Find the word "icon" in the data. Return every line where it appears.
===== Task input
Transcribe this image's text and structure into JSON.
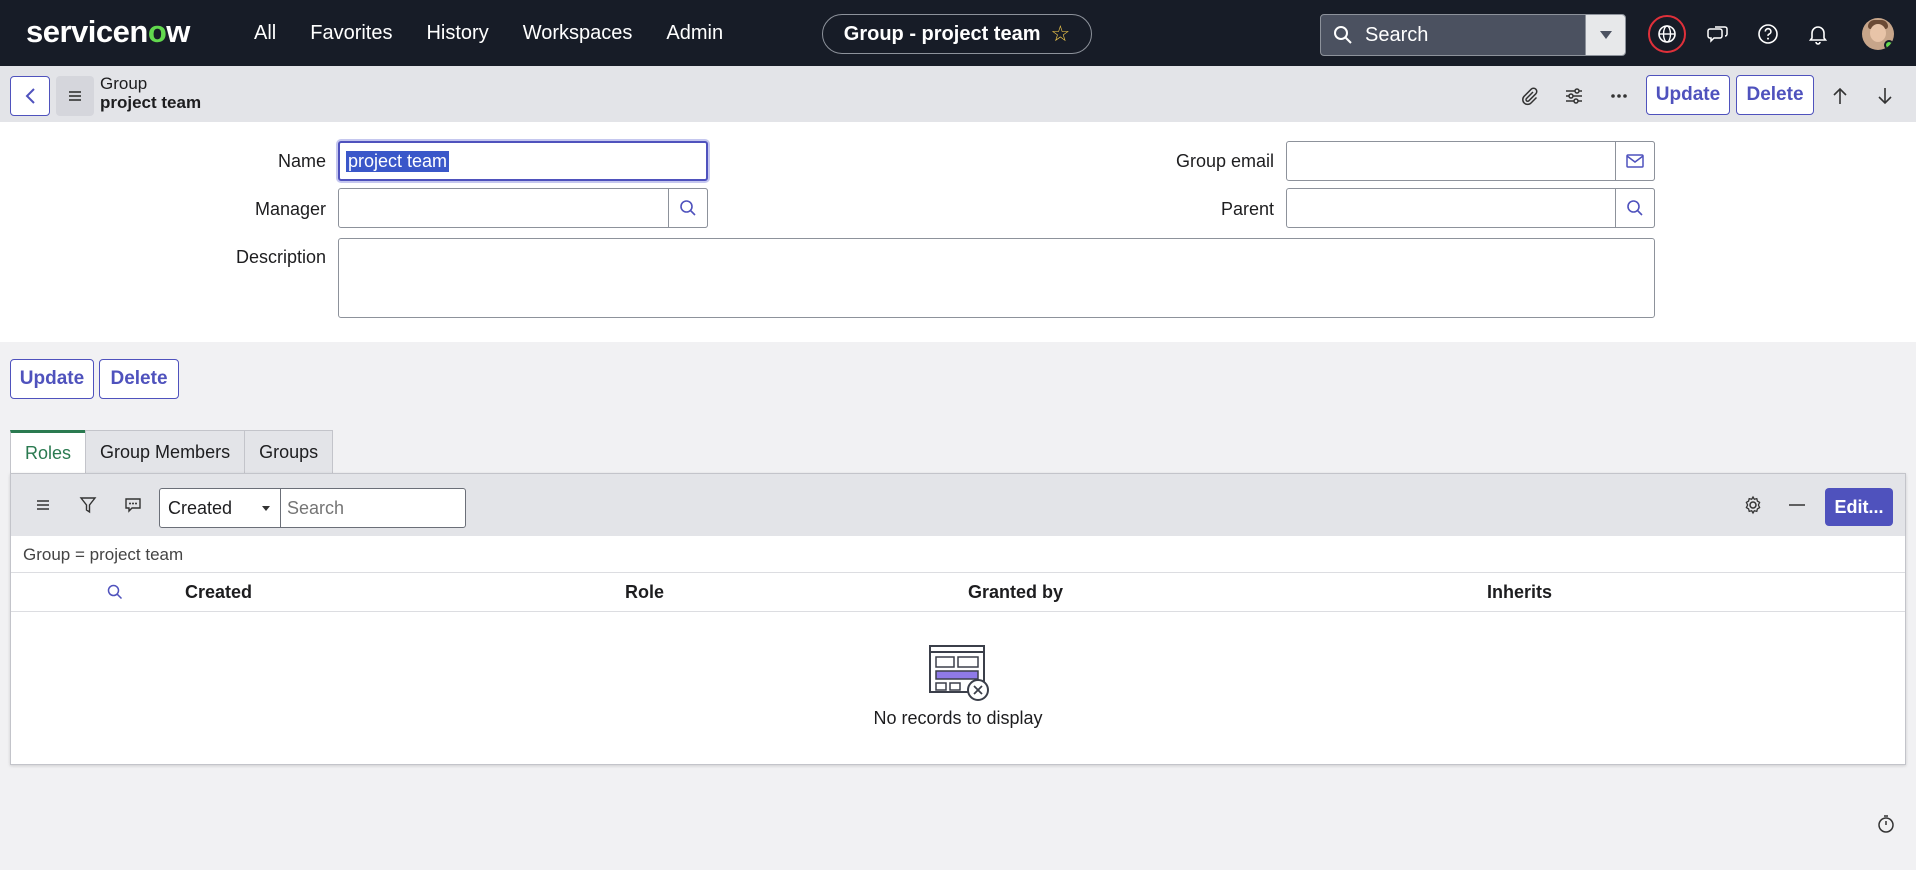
{
  "app": {
    "logo_text_a": "servicen",
    "logo_text_o": "o",
    "logo_text_b": "w"
  },
  "nav": {
    "links": [
      "All",
      "Favorites",
      "History",
      "Workspaces",
      "Admin"
    ],
    "record_title": "Group - project team",
    "search_label": "Search"
  },
  "record_header": {
    "type": "Group",
    "name": "project team",
    "update_label": "Update",
    "delete_label": "Delete"
  },
  "form": {
    "name_label": "Name",
    "name_value": "project team",
    "manager_label": "Manager",
    "manager_value": "",
    "description_label": "Description",
    "description_value": "",
    "group_email_label": "Group email",
    "group_email_value": "",
    "parent_label": "Parent",
    "parent_value": ""
  },
  "form_actions": {
    "update_label": "Update",
    "delete_label": "Delete"
  },
  "related_tabs": [
    {
      "label": "Roles",
      "active": true
    },
    {
      "label": "Group Members",
      "active": false
    },
    {
      "label": "Groups",
      "active": false
    }
  ],
  "related_list": {
    "filter_field": "Created",
    "search_placeholder": "Search",
    "edit_label": "Edit...",
    "breadcrumb": "Group = project team",
    "columns": [
      "Created",
      "Role",
      "Granted by",
      "Inherits"
    ],
    "empty_message": "No records to display"
  },
  "colors": {
    "nav_bg": "#171c27",
    "accent": "#4f52bd",
    "brand_green": "#62d84e",
    "active_tab": "#2a7a50"
  }
}
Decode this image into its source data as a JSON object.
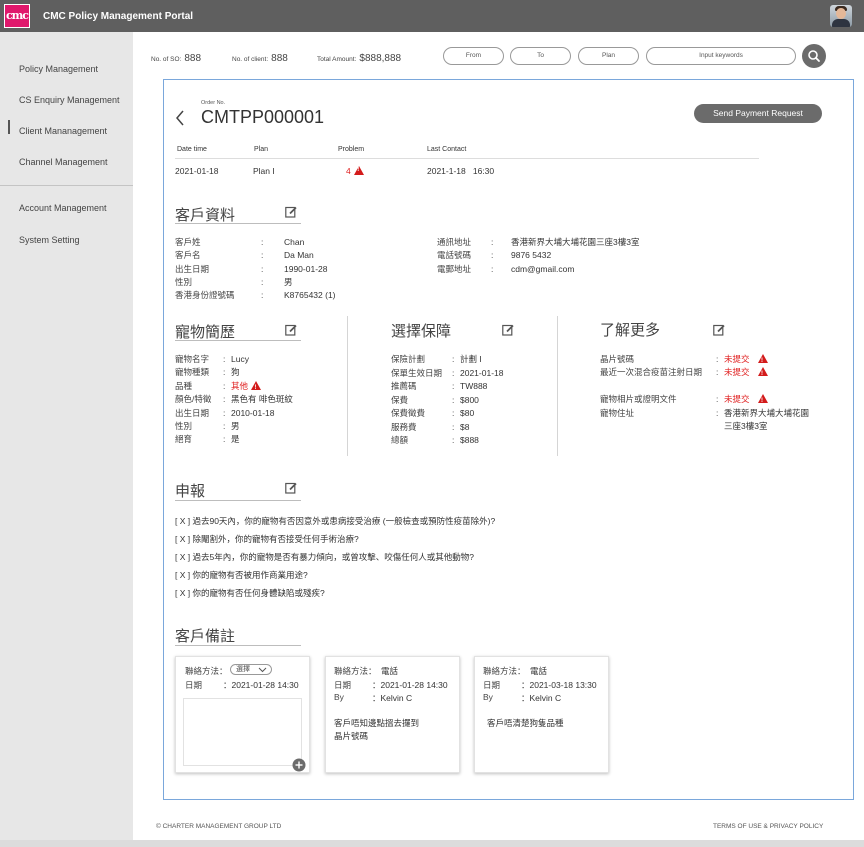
{
  "app": {
    "logo_text": "cmc",
    "title": "CMC Policy Management Portal"
  },
  "sidebar": {
    "items": [
      {
        "label": "Policy Management"
      },
      {
        "label": "CS Enquiry Management"
      },
      {
        "label": "Client Mananagement"
      },
      {
        "label": "Channel Management"
      },
      {
        "label": "Account Management"
      },
      {
        "label": "System Setting"
      }
    ]
  },
  "stats": {
    "so_label": "No. of SO:",
    "so_value": "888",
    "client_label": "No. of client:",
    "client_value": "888",
    "amount_label": "Total Amount:",
    "amount_value": "$888,888"
  },
  "filters": {
    "from": "From",
    "to": "To",
    "plan": "Plan",
    "keyword_placeholder": "Input keywords"
  },
  "order": {
    "label": "Order No.",
    "number": "CMTPP000001",
    "send_button": "Send Payment Request"
  },
  "summary": {
    "headers": [
      "Date time",
      "Plan",
      "Problem",
      "Last Contact"
    ],
    "values": {
      "date": "2021-01-18",
      "plan": "Plan I",
      "problem": "4",
      "last_contact": "2021-1-18   16:30"
    }
  },
  "customer": {
    "title": "客戶資料",
    "fields": [
      {
        "label": "客戶姓",
        "value": "Chan"
      },
      {
        "label": "客戶名",
        "value": "Da Man"
      },
      {
        "label": "出生日期",
        "value": "1990-01-28"
      },
      {
        "label": "性別",
        "value": "男"
      },
      {
        "label": "香港身份證號碼",
        "value": "K8765432 (1)"
      }
    ],
    "contact": [
      {
        "label": "通訊地址",
        "value": "香港新界大埔大埔花園三座3樓3室"
      },
      {
        "label": "電話號碼",
        "value": "9876 5432"
      },
      {
        "label": "電郵地址",
        "value": "cdm@gmail.com"
      }
    ]
  },
  "pet": {
    "title": "寵物簡歷",
    "fields": [
      {
        "label": "寵物名字",
        "value": "Lucy"
      },
      {
        "label": "寵物種類",
        "value": "狗"
      },
      {
        "label": "品種",
        "value": "其他"
      },
      {
        "label": "顏色/特徵",
        "value": "黑色有 啡色斑紋"
      },
      {
        "label": "出生日期",
        "value": "2010-01-18"
      },
      {
        "label": "性別",
        "value": "男"
      },
      {
        "label": "絕育",
        "value": "是"
      }
    ]
  },
  "plan": {
    "title": "選擇保障",
    "fields": [
      {
        "label": "保險計劃",
        "value": "計劃 I"
      },
      {
        "label": "保單生效日期",
        "value": "2021-01-18"
      },
      {
        "label": "推薦碼",
        "value": "TW888"
      },
      {
        "label": "保費",
        "value": "$800"
      },
      {
        "label": "保費徵費",
        "value": "$80"
      },
      {
        "label": "服務費",
        "value": "$8"
      },
      {
        "label": "總額",
        "value": "$888"
      }
    ]
  },
  "more": {
    "title": "了解更多",
    "fields": [
      {
        "label": "晶片號碼",
        "value": "未提交"
      },
      {
        "label": "最近一次混合疫苗注射日期",
        "value": "未提交"
      },
      {
        "label": "寵物相片或證明文件",
        "value": "未提交"
      },
      {
        "label": "寵物住址",
        "value": "香港新界大埔大埔花園",
        "value2": "三座3樓3室"
      }
    ]
  },
  "declaration": {
    "title": "申報",
    "items": [
      "[ X ] 過去90天內，你的寵物有否因意外或患病接受治療 (一般檢查或預防性疫苗除外)?",
      "[ X ] 除閹割外，你的寵物有否接受任何手術治療?",
      "[ X ] 過去5年內，你的寵物是否有暴力傾向，或曾攻擊、咬傷任何人或其他動物?",
      "[ X ] 你的寵物有否被用作商業用途?",
      "[ X ] 你的寵物有否任何身體缺陷或殘疾?"
    ]
  },
  "remarks": {
    "title": "客戶備註",
    "new_note": {
      "method_label": "聯絡方法：",
      "method_select": "選擇",
      "date_label": "日期",
      "date_value": "：2021-01-28 14:30"
    },
    "notes": [
      {
        "method_label": "聯絡方法：",
        "method": "電話",
        "date_label": "日期",
        "date": "：2021-01-28 14:30",
        "by_label": "By",
        "by": "：Kelvin C",
        "text1": "客戶唔知邊點搵去攞到",
        "text2": "晶片號碼"
      },
      {
        "method_label": "聯絡方法：",
        "method": "電話",
        "date_label": "日期",
        "date": "：2021-03-18 13:30",
        "by_label": "By",
        "by": "：Kelvin C",
        "text1": "客戶唔清楚狗隻品種",
        "text2": ""
      }
    ]
  },
  "footer": {
    "left": "© CHARTER MANAGEMENT GROUP LTD",
    "right": "TERMS OF USE & PRIVACY POLICY"
  },
  "colors": {
    "accent": "#e0186c",
    "warning": "#d31b1b",
    "card_border": "#7aa7db",
    "topbar": "#5f5f5f"
  }
}
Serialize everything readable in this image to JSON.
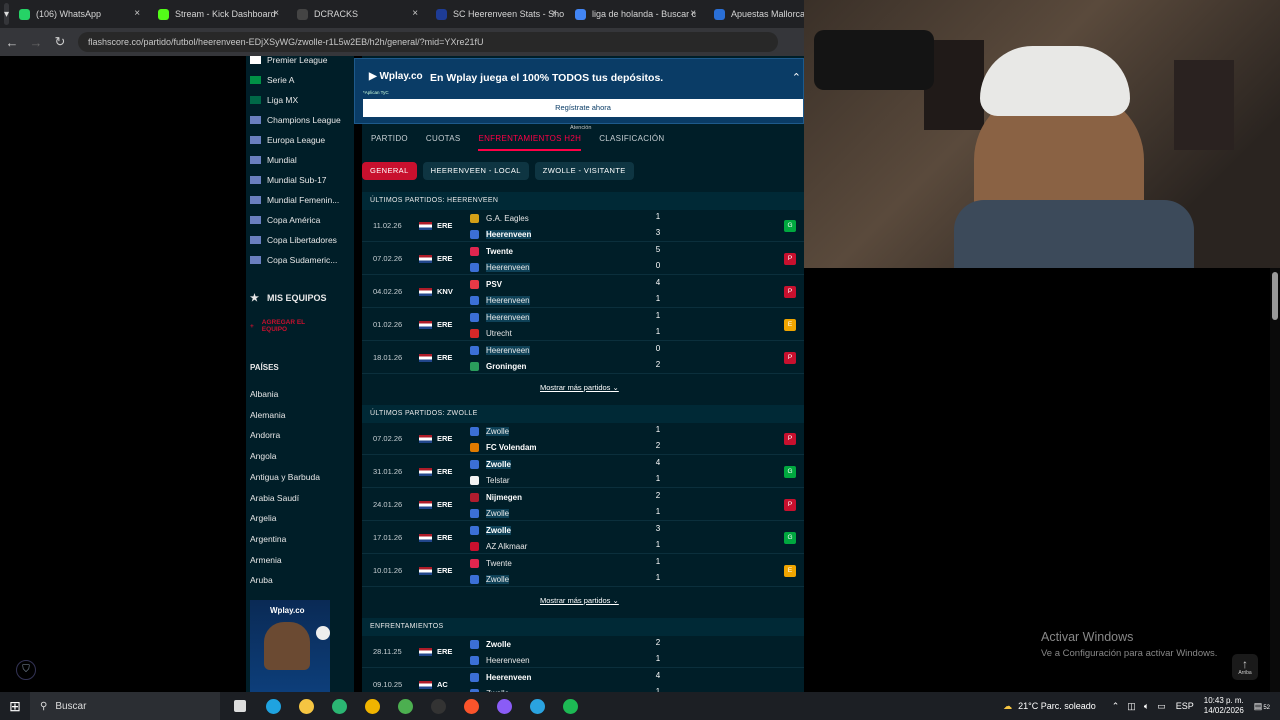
{
  "browser": {
    "tabs": [
      {
        "label": "(106) WhatsApp",
        "color": "#25d366"
      },
      {
        "label": "Stream - Kick Dashboard",
        "color": "#53fc18"
      },
      {
        "label": "DCRACKS",
        "color": "#444444"
      },
      {
        "label": "SC Heerenveen Stats - Sho",
        "color": "#1e3c96"
      },
      {
        "label": "liga de holanda - Buscar c",
        "color": "#4285f4"
      },
      {
        "label": "Apuestas Mallorca",
        "color": "#2a6fd6"
      }
    ],
    "url": "flashscore.co/partido/futbol/heerenveen-EDjXSyWG/zwolle-r1L5w2EB/h2h/general/?mid=YXre21fU"
  },
  "sidebar": {
    "leagues": [
      {
        "label": "Premier League",
        "flag": "#ffffff"
      },
      {
        "label": "Serie A",
        "flag": "#009246"
      },
      {
        "label": "Liga MX",
        "flag": "#006847"
      },
      {
        "label": "Champions League",
        "flag": "#6a7fbf"
      },
      {
        "label": "Europa League",
        "flag": "#6a7fbf"
      },
      {
        "label": "Mundial",
        "flag": "#6a7fbf"
      },
      {
        "label": "Mundial Sub-17",
        "flag": "#6a7fbf"
      },
      {
        "label": "Mundial Femenin...",
        "flag": "#6a7fbf"
      },
      {
        "label": "Copa América",
        "flag": "#6a7fbf"
      },
      {
        "label": "Copa Libertadores",
        "flag": "#6a7fbf"
      },
      {
        "label": "Copa Sudameric...",
        "flag": "#6a7fbf"
      }
    ],
    "my_teams": "MIS EQUIPOS",
    "add_team": "AGREGAR EL EQUIPO",
    "countries_title": "PAÍSES",
    "countries": [
      "Albania",
      "Alemania",
      "Andorra",
      "Angola",
      "Antigua y Barbuda",
      "Arabia Saudí",
      "Argelia",
      "Argentina",
      "Armenia",
      "Aruba"
    ]
  },
  "ad": {
    "logo": "Wplay.co",
    "text": "En Wplay juega el 100% TODOS tus depósitos.",
    "small": "*Aplican TyC",
    "button": "Regístrate ahora"
  },
  "match_tabs": [
    "PARTIDO",
    "CUOTAS",
    "ENFRENTAMIENTOS H2H",
    "CLASIFICACIÓN"
  ],
  "tab_note": "Atención",
  "filter_pills": [
    "GENERAL",
    "HEERENVEEN - LOCAL",
    "ZWOLLE - VISITANTE"
  ],
  "sections": [
    {
      "title": "ÚLTIMOS PARTIDOS: HEERENVEEN",
      "more": "Mostrar más partidos",
      "rows": [
        {
          "date": "11.02.26",
          "comp": "ERE",
          "home": "G.A. Eagles",
          "away": "Heerenveen",
          "hs": "1",
          "as": "3",
          "res": "G",
          "res_color": "#00a83f",
          "bold": "away",
          "hl": "away",
          "hc": "#d4a017",
          "ac": "#3b6fd6"
        },
        {
          "date": "07.02.26",
          "comp": "ERE",
          "home": "Twente",
          "away": "Heerenveen",
          "hs": "5",
          "as": "0",
          "res": "P",
          "res_color": "#c8102e",
          "bold": "home",
          "hl": "away",
          "hc": "#e0264f",
          "ac": "#3b6fd6"
        },
        {
          "date": "04.02.26",
          "comp": "KNV",
          "home": "PSV",
          "away": "Heerenveen",
          "hs": "4",
          "as": "1",
          "res": "P",
          "res_color": "#c8102e",
          "bold": "home",
          "hl": "away",
          "hc": "#e63946",
          "ac": "#3b6fd6"
        },
        {
          "date": "01.02.26",
          "comp": "ERE",
          "home": "Heerenveen",
          "away": "Utrecht",
          "hs": "1",
          "as": "1",
          "res": "E",
          "res_color": "#f0a500",
          "bold": "",
          "hl": "home",
          "hc": "#3b6fd6",
          "ac": "#d62828"
        },
        {
          "date": "18.01.26",
          "comp": "ERE",
          "home": "Heerenveen",
          "away": "Groningen",
          "hs": "0",
          "as": "2",
          "res": "P",
          "res_color": "#c8102e",
          "bold": "away",
          "hl": "home",
          "hc": "#3b6fd6",
          "ac": "#2a9d5c"
        }
      ]
    },
    {
      "title": "ÚLTIMOS PARTIDOS: ZWOLLE",
      "more": "Mostrar más partidos",
      "rows": [
        {
          "date": "07.02.26",
          "comp": "ERE",
          "home": "Zwolle",
          "away": "FC Volendam",
          "hs": "1",
          "as": "2",
          "res": "P",
          "res_color": "#c8102e",
          "bold": "away",
          "hl": "home",
          "hc": "#3b6fd6",
          "ac": "#e07b00"
        },
        {
          "date": "31.01.26",
          "comp": "ERE",
          "home": "Zwolle",
          "away": "Telstar",
          "hs": "4",
          "as": "1",
          "res": "G",
          "res_color": "#00a83f",
          "bold": "home",
          "hl": "home",
          "hc": "#3b6fd6",
          "ac": "#f2f2f2"
        },
        {
          "date": "24.01.26",
          "comp": "ERE",
          "home": "Nijmegen",
          "away": "Zwolle",
          "hs": "2",
          "as": "1",
          "res": "P",
          "res_color": "#c8102e",
          "bold": "home",
          "hl": "away",
          "hc": "#b01c2e",
          "ac": "#3b6fd6"
        },
        {
          "date": "17.01.26",
          "comp": "ERE",
          "home": "Zwolle",
          "away": "AZ Alkmaar",
          "hs": "3",
          "as": "1",
          "res": "G",
          "res_color": "#00a83f",
          "bold": "home",
          "hl": "home",
          "hc": "#3b6fd6",
          "ac": "#c8102e"
        },
        {
          "date": "10.01.26",
          "comp": "ERE",
          "home": "Twente",
          "away": "Zwolle",
          "hs": "1",
          "as": "1",
          "res": "E",
          "res_color": "#f0a500",
          "bold": "",
          "hl": "away",
          "hc": "#e0264f",
          "ac": "#3b6fd6"
        }
      ]
    },
    {
      "title": "ENFRENTAMIENTOS",
      "more": "",
      "rows": [
        {
          "date": "28.11.25",
          "comp": "ERE",
          "home": "Zwolle",
          "away": "Heerenveen",
          "hs": "2",
          "as": "1",
          "res": "",
          "res_color": "",
          "bold": "home",
          "hl": "",
          "hc": "#3b6fd6",
          "ac": "#3b6fd6"
        },
        {
          "date": "09.10.25",
          "comp": "AC",
          "home": "Heerenveen",
          "away": "Zwolle",
          "hs": "4",
          "as": "1",
          "res": "",
          "res_color": "",
          "bold": "home",
          "hl": "",
          "hc": "#3b6fd6",
          "ac": "#3b6fd6"
        }
      ]
    }
  ],
  "windows": {
    "activate_title": "Activar Windows",
    "activate_sub": "Ve a Configuración para activar Windows.",
    "arriba": "Arriba"
  },
  "taskbar": {
    "search": "Buscar",
    "weather": "21°C  Parc. soleado",
    "lang": "ESP",
    "time": "10:43 p. m.",
    "date": "14/02/2026",
    "notif": "52",
    "apps": [
      {
        "name": "task-view-icon",
        "color": "#dddddd"
      },
      {
        "name": "edge-icon",
        "color": "#1fa3e0"
      },
      {
        "name": "file-explorer-icon",
        "color": "#f5c542"
      },
      {
        "name": "edge-beta-icon",
        "color": "#2bb673"
      },
      {
        "name": "chrome-canary-icon",
        "color": "#f0b400"
      },
      {
        "name": "chrome-icon",
        "color": "#4caf50"
      },
      {
        "name": "obs-icon",
        "color": "#333333"
      },
      {
        "name": "brave-icon",
        "color": "#fb542b"
      },
      {
        "name": "discord-icon",
        "color": "#8a5cf6"
      },
      {
        "name": "telegram-icon",
        "color": "#2aa3e0"
      },
      {
        "name": "spotify-icon",
        "color": "#1db954"
      }
    ]
  }
}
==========
Answer to this task:
        "name": "task-view-icon",
        "name": "edge-icon",
        "name": "file-explorer-icon",
        "name": "edge-beta-icon",
        "name": "chrome-canary-icon",
        "name": "chrome-icon",
        "name": "obs-icon",
        "name": "brave-icon",
        "name": "discord-icon",
        "name": "telegram-icon",
        "name": "spotify-icon",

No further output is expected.